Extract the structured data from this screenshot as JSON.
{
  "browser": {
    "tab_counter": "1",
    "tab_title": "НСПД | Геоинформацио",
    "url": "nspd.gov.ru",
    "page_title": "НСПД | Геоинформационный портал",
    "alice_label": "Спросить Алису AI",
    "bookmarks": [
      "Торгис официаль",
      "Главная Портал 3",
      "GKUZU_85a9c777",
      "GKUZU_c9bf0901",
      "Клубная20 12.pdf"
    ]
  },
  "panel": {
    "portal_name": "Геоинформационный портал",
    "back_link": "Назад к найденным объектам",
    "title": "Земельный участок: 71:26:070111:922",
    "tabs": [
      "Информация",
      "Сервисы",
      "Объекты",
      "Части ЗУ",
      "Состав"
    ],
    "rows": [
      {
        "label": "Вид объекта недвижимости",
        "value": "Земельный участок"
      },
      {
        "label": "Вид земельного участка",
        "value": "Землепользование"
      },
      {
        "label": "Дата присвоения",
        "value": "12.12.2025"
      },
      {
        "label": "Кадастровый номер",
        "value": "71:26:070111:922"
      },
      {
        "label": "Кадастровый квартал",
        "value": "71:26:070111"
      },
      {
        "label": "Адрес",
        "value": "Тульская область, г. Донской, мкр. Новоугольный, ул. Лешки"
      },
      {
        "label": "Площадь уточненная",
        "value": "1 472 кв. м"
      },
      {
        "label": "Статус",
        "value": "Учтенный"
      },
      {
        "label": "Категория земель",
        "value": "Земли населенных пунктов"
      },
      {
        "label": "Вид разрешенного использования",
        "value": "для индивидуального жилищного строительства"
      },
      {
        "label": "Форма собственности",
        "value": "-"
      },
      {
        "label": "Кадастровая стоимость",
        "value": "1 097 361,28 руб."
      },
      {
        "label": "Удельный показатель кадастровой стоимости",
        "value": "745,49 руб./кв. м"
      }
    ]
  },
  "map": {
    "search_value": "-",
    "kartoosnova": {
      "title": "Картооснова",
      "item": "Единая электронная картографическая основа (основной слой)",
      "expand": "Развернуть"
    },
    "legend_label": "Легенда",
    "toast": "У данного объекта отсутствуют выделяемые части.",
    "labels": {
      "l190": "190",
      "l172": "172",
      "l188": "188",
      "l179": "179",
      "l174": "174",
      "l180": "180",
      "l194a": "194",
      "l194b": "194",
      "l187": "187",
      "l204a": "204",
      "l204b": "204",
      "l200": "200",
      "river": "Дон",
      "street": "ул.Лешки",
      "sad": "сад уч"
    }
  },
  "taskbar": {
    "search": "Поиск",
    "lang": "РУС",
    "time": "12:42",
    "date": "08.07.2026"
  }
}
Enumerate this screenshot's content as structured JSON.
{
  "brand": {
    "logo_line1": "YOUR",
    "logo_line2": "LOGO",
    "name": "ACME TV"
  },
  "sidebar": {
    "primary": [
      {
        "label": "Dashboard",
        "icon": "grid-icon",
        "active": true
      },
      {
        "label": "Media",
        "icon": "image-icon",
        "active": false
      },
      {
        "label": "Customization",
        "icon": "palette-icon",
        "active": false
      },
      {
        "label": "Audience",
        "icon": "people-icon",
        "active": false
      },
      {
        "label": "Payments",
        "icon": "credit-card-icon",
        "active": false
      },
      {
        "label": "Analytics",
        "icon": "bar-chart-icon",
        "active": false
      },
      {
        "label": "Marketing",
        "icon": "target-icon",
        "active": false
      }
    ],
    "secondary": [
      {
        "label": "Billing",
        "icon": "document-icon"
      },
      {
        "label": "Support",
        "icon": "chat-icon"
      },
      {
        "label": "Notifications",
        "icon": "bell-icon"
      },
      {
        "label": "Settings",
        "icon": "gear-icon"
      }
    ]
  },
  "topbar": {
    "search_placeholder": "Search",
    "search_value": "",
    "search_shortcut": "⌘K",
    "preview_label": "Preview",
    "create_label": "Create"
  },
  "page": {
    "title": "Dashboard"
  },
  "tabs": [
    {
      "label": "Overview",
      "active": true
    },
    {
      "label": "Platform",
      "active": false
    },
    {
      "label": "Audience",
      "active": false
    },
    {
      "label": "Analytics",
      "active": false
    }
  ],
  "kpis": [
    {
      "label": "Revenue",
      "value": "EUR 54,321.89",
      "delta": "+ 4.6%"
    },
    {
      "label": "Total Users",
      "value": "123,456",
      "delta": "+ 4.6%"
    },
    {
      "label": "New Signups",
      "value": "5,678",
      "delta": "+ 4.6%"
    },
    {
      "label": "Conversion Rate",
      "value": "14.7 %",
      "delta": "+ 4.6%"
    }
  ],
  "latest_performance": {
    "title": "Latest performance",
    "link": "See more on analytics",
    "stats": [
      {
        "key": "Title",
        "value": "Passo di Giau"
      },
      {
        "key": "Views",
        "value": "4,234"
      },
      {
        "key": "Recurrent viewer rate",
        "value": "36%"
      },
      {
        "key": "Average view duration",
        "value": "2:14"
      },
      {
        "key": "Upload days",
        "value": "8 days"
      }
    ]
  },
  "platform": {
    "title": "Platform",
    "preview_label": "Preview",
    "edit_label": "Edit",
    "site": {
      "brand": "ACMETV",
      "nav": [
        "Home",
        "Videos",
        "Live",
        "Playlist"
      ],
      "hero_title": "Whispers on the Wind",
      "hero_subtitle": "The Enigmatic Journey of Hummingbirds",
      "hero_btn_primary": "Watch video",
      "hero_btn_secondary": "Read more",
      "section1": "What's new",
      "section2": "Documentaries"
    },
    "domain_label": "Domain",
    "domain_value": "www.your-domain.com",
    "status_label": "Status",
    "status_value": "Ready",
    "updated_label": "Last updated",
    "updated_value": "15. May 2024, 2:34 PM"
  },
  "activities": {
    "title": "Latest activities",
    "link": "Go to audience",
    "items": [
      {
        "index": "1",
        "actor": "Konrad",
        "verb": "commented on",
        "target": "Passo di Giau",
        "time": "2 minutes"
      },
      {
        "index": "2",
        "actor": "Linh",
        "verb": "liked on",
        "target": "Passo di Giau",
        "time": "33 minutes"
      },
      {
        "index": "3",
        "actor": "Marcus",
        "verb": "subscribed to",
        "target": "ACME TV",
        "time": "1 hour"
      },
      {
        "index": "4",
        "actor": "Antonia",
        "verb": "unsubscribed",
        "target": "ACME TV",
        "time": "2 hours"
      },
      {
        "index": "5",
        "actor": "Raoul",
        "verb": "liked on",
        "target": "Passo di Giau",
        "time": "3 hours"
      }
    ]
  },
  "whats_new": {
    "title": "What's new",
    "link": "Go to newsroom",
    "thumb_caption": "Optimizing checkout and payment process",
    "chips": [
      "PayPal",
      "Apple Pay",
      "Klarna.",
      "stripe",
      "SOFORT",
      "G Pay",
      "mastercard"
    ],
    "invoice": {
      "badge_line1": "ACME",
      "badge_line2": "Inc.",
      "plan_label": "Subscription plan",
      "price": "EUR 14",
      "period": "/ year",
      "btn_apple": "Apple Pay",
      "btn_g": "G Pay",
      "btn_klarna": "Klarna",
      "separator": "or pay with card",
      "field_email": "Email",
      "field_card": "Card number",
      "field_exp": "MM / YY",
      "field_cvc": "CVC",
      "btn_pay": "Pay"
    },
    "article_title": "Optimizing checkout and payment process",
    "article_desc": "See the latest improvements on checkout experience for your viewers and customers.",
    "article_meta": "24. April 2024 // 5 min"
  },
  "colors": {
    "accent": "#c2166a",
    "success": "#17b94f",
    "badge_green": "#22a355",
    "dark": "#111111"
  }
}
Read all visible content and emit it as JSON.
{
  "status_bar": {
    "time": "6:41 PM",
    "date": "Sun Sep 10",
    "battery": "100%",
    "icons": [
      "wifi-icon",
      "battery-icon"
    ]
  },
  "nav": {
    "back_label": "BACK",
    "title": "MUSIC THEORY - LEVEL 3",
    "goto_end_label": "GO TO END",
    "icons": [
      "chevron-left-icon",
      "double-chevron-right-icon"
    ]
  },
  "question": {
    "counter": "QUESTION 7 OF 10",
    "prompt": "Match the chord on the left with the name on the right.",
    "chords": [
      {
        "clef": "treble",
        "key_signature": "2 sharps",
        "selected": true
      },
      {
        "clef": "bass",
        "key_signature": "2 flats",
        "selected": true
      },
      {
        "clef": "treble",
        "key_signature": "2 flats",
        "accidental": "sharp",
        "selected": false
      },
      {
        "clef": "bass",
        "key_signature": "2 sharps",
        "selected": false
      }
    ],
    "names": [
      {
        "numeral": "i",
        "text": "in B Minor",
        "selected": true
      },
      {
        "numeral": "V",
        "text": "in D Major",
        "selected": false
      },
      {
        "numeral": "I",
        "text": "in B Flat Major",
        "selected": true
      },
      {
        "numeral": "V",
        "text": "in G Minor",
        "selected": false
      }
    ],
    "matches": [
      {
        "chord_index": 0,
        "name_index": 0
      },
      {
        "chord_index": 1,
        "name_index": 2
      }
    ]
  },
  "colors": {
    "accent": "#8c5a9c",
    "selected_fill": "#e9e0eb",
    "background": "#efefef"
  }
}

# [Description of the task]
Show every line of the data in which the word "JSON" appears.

# [Answer section]
Extract the structured data from this screenshot as JSON.
Enumerate this screenshot's content as structured JSON.
Read all visible content and emit it as JSON.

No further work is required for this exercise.